|This was the first time we saw the Jaffe Gate in Jerusalem in June 2009.|
Saturday, April 23, 2016
The Last Words Of The Seder
The Passover holiday seems to have snuck up on me this year. We have yet to find a synagogue near us and I haven’t been on Facebook much lately so my awareness of the Jewish calendar is sorely lacking as of late. It is a process at times to keep track of everything and the last month it has been hard to keep track of anything except what needs to be done in the moment. It is almost antithetical to that which we celebrate during this holiday as we look to both the past and the future. For those of you who may be unfamiliar with the holiday, here is a great summary from Chabad.org:
After many decades of slavery to the Egyptian pharaohs, during which time the Israelites were subjected to backbreaking labor and unbearable horrors, G‑d saw the people’s distress and sent Moses to Pharaoh with a message: “Send forth My people, so that they may serve Me.” But despite numerous warnings, Pharaoh refused to heed G‑d’s command. G‑d then sent upon Egypt ten devastating plagues, afflicting them and destroying everything from their livestock to their crops.
At the stroke of midnight of 15 Nissan in the year 2448 from creation (1313 BCE), G‑d visited the last of the ten plagues on the Egyptians, killing all their firstborn. While doing so, G‑d spared the Children of Israel, “passing over” their homes—hence the name of the holiday. Pharaoh’s resistance was broken, and he virtually chased his former slaves out of the land. The Israelites left in such a hurry, in fact, that the bread they baked as provisions for the way did not have time to rise. Six hundred thousand adult males, plus many more women and children, left Egypt on that day, and began the trek to Mount Sinai and their birth as G‑d’s chosen people.

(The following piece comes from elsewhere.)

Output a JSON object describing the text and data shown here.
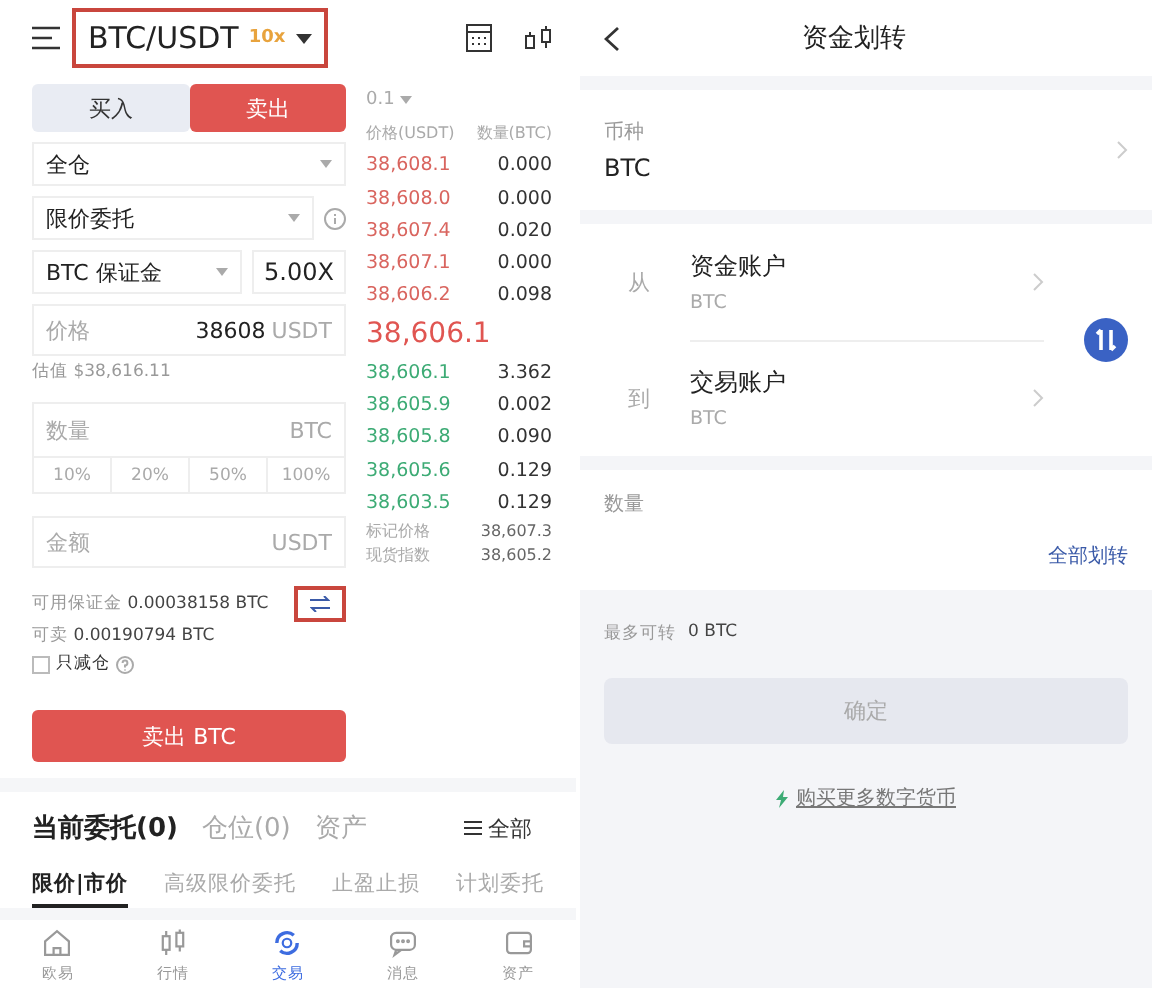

However, what really makes me wonder and forces me to think is the line with which we end the seder… “Next Year In Jerusalem!” Not only does it make me reflect on the story itself but also my own journey through life and it makes me wonder how things would have been different had we stayed, even just a little bit longer, in Jerusalem. And when I think of this I can’t help but hope that one day we will be able to share our love for Israel with our son. We want him to know the land, the people, the history, the meaning, and the heart of Israel. So, maybe, next year in Jerusalem.